Say how many of the lines below include the word "Shift", and write nothing else.

------ Records supplied ------

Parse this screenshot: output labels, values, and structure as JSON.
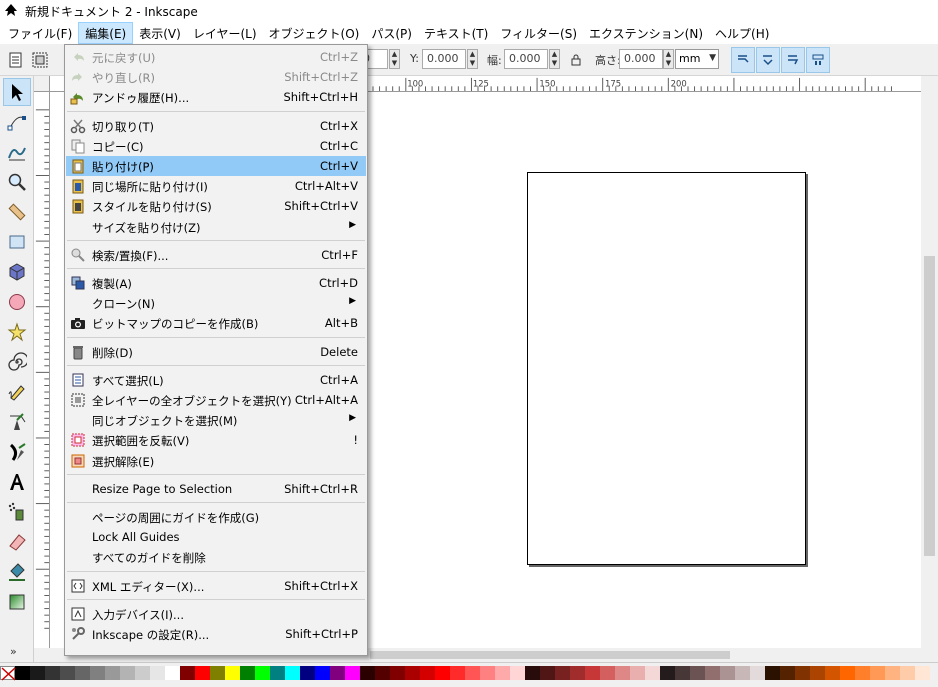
{
  "window": {
    "title": "新規ドキュメント 2 - Inkscape"
  },
  "menubar": [
    {
      "label": "ファイル(F)"
    },
    {
      "label": "編集(E)"
    },
    {
      "label": "表示(V)"
    },
    {
      "label": "レイヤー(L)"
    },
    {
      "label": "オブジェクト(O)"
    },
    {
      "label": "パス(P)"
    },
    {
      "label": "テキスト(T)"
    },
    {
      "label": "フィルター(S)"
    },
    {
      "label": "エクステンション(N)"
    },
    {
      "label": "ヘルプ(H)"
    }
  ],
  "toolbar": {
    "x_partial": "0",
    "y_label": "Y:",
    "y_value": "0.000",
    "w_label": "幅:",
    "w_value": "0.000",
    "h_label": "高さ:",
    "h_value": "0.000",
    "unit": "mm"
  },
  "ruler_h_labels": [
    "100",
    "125",
    "150",
    "175",
    "200"
  ],
  "edit_menu": [
    {
      "label": "元に戻す(U)",
      "shortcut": "Ctrl+Z",
      "icon": "undo-icon",
      "disabled": true
    },
    {
      "label": "やり直し(R)",
      "shortcut": "Shift+Ctrl+Z",
      "icon": "redo-icon",
      "disabled": true
    },
    {
      "label": "アンドゥ履歴(H)...",
      "shortcut": "Shift+Ctrl+H",
      "icon": "undo-history-icon"
    },
    {
      "sep": true
    },
    {
      "label": "切り取り(T)",
      "shortcut": "Ctrl+X",
      "icon": "cut-icon"
    },
    {
      "label": "コピー(C)",
      "shortcut": "Ctrl+C",
      "icon": "copy-icon"
    },
    {
      "label": "貼り付け(P)",
      "shortcut": "Ctrl+V",
      "icon": "paste-icon",
      "highlight": true
    },
    {
      "label": "同じ場所に貼り付け(I)",
      "shortcut": "Ctrl+Alt+V",
      "icon": "paste-in-place-icon"
    },
    {
      "label": "スタイルを貼り付け(S)",
      "shortcut": "Shift+Ctrl+V",
      "icon": "paste-style-icon"
    },
    {
      "label": "サイズを貼り付け(Z)",
      "submenu": true
    },
    {
      "sep": true
    },
    {
      "label": "検索/置換(F)...",
      "shortcut": "Ctrl+F",
      "icon": "find-icon"
    },
    {
      "sep": true
    },
    {
      "label": "複製(A)",
      "shortcut": "Ctrl+D",
      "icon": "duplicate-icon"
    },
    {
      "label": "クローン(N)",
      "submenu": true
    },
    {
      "label": "ビットマップのコピーを作成(B)",
      "shortcut": "Alt+B",
      "icon": "camera-icon"
    },
    {
      "sep": true
    },
    {
      "label": "削除(D)",
      "shortcut": "Delete",
      "icon": "delete-icon"
    },
    {
      "sep": true
    },
    {
      "label": "すべて選択(L)",
      "shortcut": "Ctrl+A",
      "icon": "select-all-icon"
    },
    {
      "label": "全レイヤーの全オブジェクトを選択(Y)",
      "shortcut": "Ctrl+Alt+A",
      "icon": "select-all-layers-icon"
    },
    {
      "label": "同じオブジェクトを選択(M)",
      "submenu": true
    },
    {
      "label": "選択範囲を反転(V)",
      "shortcut": "!",
      "icon": "invert-selection-icon"
    },
    {
      "label": "選択解除(E)",
      "icon": "deselect-icon"
    },
    {
      "sep": true
    },
    {
      "label": "Resize Page to Selection",
      "shortcut": "Shift+Ctrl+R"
    },
    {
      "sep": true
    },
    {
      "label": "ページの周囲にガイドを作成(G)"
    },
    {
      "label": "Lock All Guides"
    },
    {
      "label": "すべてのガイドを削除"
    },
    {
      "sep": true
    },
    {
      "label": "XML エディター(X)...",
      "shortcut": "Shift+Ctrl+X",
      "icon": "xml-editor-icon"
    },
    {
      "sep": true
    },
    {
      "label": "入力デバイス(I)...",
      "icon": "input-devices-icon"
    },
    {
      "label": "Inkscape の設定(R)...",
      "shortcut": "Shift+Ctrl+P",
      "icon": "preferences-icon"
    }
  ],
  "palette_colors": [
    "#000000",
    "#1a1a1a",
    "#333333",
    "#4d4d4d",
    "#666666",
    "#808080",
    "#999999",
    "#b3b3b3",
    "#cccccc",
    "#e6e6e6",
    "#ffffff",
    "#800000",
    "#ff0000",
    "#808000",
    "#ffff00",
    "#008000",
    "#00ff00",
    "#008080",
    "#00ffff",
    "#000080",
    "#0000ff",
    "#800080",
    "#ff00ff",
    "#2b0000",
    "#550000",
    "#800000",
    "#aa0000",
    "#d40000",
    "#ff0000",
    "#ff2a2a",
    "#ff5555",
    "#ff8080",
    "#ffaaaa",
    "#ffd5d5",
    "#280b0b",
    "#501616",
    "#782121",
    "#a02c2c",
    "#c83737",
    "#d35f5f",
    "#de8787",
    "#e9afaf",
    "#f4d7d7",
    "#241c1c",
    "#483737",
    "#6c5353",
    "#916f6f",
    "#ac9393",
    "#c8b7b7",
    "#e3dbdb",
    "#2b1100",
    "#552200",
    "#803300",
    "#aa4400",
    "#d45500",
    "#ff6600",
    "#ff7f2a",
    "#ff9955",
    "#ffb380",
    "#ffccaa",
    "#ffe6d5"
  ]
}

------

• [Result for this exercise]: 6